Damien Sanville, owner of the Close-Up film library on Brick Lane in London's East End and its affiliated distribution network, agrees that times have changed. What he finds most dispiriting is "the disintegration and disappearance of what cinema was about" - namely, its social function as an affordable, democratic art form. "The beauty of the cinema," he explains, "was the simple fact that, without paying much money, you could go out on a Sunday afternoon and discover anything from the Hollywood greats to Pasolini." Where in France, large chains such as Marin Karmitz's MK2 franchise thrive even today on a diet of "auteurist" cinema, the British art-house scene is far less secure. "You can blame it on the lack of curiosity of people in general, or you can blame the distributors," says Sanville. "It's the chicken or the egg."
The internet, too, plays a part. Films that were almost impossible to locate in any domestic format ten years ago can easily be snapped up on eBay or Amazon or even streamed straight from YouTube. More specialist sites such as UbuWeb, founded in 1996 as an online repository for all things avant-garde in film, offer a wide range of shorts and fragments that can be downloaded for free. Sanville thinks "they're absolutely phenomenal" but still believes that there is a need for a thriving independent cinema scene. He says that, without a guiding hand, the "volume" of what is available makes it hard to sift the wheat from the chaff: "They have interviews with Godard from the 1960s but you have to be searching for Godard in the first place to find them." As ever fewer people chance upon the greats at the cinema, there is a danger that the art film will become even more marginalised than it is already.

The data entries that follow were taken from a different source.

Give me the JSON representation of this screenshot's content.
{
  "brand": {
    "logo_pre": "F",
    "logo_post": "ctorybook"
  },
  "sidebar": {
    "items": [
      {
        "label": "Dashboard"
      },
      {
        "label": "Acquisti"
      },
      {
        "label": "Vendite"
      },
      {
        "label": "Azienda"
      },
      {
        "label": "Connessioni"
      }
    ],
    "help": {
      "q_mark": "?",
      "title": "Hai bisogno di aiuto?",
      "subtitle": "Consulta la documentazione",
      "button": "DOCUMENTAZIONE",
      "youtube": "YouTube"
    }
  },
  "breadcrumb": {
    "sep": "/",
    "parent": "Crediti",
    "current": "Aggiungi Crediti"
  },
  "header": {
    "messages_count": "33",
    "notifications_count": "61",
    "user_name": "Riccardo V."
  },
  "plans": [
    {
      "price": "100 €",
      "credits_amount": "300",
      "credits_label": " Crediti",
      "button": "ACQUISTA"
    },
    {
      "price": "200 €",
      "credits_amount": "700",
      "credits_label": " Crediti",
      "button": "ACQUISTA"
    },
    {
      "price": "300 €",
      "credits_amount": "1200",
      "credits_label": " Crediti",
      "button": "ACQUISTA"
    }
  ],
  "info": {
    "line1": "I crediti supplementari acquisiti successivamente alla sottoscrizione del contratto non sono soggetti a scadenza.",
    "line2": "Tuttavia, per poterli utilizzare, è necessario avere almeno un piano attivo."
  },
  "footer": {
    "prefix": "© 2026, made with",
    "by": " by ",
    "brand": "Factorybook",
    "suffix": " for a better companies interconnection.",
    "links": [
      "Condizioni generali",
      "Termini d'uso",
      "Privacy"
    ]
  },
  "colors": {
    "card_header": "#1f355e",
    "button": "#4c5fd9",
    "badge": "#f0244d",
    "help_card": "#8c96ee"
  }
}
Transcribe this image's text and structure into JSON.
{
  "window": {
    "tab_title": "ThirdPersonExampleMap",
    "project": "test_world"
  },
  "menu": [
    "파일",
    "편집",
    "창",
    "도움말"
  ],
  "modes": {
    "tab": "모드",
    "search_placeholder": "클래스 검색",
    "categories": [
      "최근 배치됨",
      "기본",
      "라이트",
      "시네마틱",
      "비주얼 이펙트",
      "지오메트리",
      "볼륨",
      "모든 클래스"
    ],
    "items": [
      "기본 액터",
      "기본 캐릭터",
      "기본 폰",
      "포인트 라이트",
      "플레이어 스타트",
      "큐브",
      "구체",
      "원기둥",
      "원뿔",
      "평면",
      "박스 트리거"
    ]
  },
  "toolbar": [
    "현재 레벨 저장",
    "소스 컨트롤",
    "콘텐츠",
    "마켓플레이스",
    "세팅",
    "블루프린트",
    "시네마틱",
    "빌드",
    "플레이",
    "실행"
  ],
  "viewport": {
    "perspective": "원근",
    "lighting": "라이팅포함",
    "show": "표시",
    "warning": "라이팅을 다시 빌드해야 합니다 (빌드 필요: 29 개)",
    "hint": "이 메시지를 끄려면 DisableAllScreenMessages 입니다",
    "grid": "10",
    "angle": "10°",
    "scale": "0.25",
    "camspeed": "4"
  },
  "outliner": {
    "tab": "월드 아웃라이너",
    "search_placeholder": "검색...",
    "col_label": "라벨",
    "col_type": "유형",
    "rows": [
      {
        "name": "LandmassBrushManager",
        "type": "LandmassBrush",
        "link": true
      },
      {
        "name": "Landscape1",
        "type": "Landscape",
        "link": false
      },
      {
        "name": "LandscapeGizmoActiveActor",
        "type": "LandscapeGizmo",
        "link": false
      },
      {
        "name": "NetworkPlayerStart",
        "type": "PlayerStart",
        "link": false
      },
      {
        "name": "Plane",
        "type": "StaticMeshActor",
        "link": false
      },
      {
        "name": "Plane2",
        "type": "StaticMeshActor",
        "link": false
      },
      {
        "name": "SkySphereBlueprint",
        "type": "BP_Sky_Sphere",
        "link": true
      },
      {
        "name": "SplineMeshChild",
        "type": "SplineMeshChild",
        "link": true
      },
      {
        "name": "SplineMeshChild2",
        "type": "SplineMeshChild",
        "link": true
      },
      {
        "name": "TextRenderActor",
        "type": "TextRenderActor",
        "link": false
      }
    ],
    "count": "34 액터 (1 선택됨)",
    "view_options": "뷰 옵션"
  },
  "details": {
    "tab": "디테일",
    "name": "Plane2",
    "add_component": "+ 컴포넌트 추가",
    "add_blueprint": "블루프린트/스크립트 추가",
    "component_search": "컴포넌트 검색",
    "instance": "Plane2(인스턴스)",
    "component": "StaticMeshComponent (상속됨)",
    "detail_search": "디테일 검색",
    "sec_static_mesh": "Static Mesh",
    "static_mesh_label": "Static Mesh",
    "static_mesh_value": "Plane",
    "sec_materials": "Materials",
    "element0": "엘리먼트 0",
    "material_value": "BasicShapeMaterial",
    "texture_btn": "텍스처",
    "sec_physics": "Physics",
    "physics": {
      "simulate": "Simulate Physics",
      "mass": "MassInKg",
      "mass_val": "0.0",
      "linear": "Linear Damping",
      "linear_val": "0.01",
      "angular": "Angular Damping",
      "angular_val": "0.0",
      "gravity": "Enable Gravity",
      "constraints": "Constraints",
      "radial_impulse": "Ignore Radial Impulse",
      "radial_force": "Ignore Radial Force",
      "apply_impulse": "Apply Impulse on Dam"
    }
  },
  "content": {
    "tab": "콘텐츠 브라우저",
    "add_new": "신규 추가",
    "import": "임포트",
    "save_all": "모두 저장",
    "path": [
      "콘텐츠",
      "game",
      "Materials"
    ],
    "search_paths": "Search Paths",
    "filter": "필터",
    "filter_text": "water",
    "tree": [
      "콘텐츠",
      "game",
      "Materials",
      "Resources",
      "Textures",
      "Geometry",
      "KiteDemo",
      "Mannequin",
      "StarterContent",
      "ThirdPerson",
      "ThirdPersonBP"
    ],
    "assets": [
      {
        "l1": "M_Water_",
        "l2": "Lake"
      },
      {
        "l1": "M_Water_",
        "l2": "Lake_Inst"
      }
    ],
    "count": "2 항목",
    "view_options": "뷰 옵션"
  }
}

So is it really all doom and gloom? Paul Homer, manager of the Phoenix Cinema in East Finchley, remains optimistic. The audiences that frequent the Phoenix are "looking to be provoked, they're looking to be challenged and they're also looking for quality art. For us," he explains, "the experience starts with the film." The cinema's eclectic programme reflects this comparatively purist attitude, encompassing little-seen gems from around the world as well as forgotten classics, often bundled into affordable double bills. "Just because film can be a commercial art form, it doesn't mean it should be," Homer argues, though he concedes: "We're commercially more canny than we used to be." As a registered charity, the Phoenix is free from the demands of "directors and shareholders". And, collaborating with the ever-reliable City Screen distributors, it continues to fly the flag for quality fringe cinema.
In stark contrast to "boutique" indies such as the Everyman, Homer is keen to keep prices low. "Our business model is not to have fewer people at a higher ticket price; it's to have more people at a lower ticket price." The Close-Up library operates to a similar ethic and runs as a non-profit organisation, despite the constant threat of closure. Spending almost all profits on expanding its 11,000-strong collection, Sanville considers his private enterprise a public resource. "I don't try to change the world," he says, "but there are a few things that I think are beautiful art pieces and if we can make them accessible one way or another, the job's done." Sanville's popular repertory screenings in temporary East End locations, run in conjunction with fellow movie missionaries, attest to the enduring appeal of the film-lover's film club.
I ask him why he does it. "Sharing," he says. "It's pretty straightforward."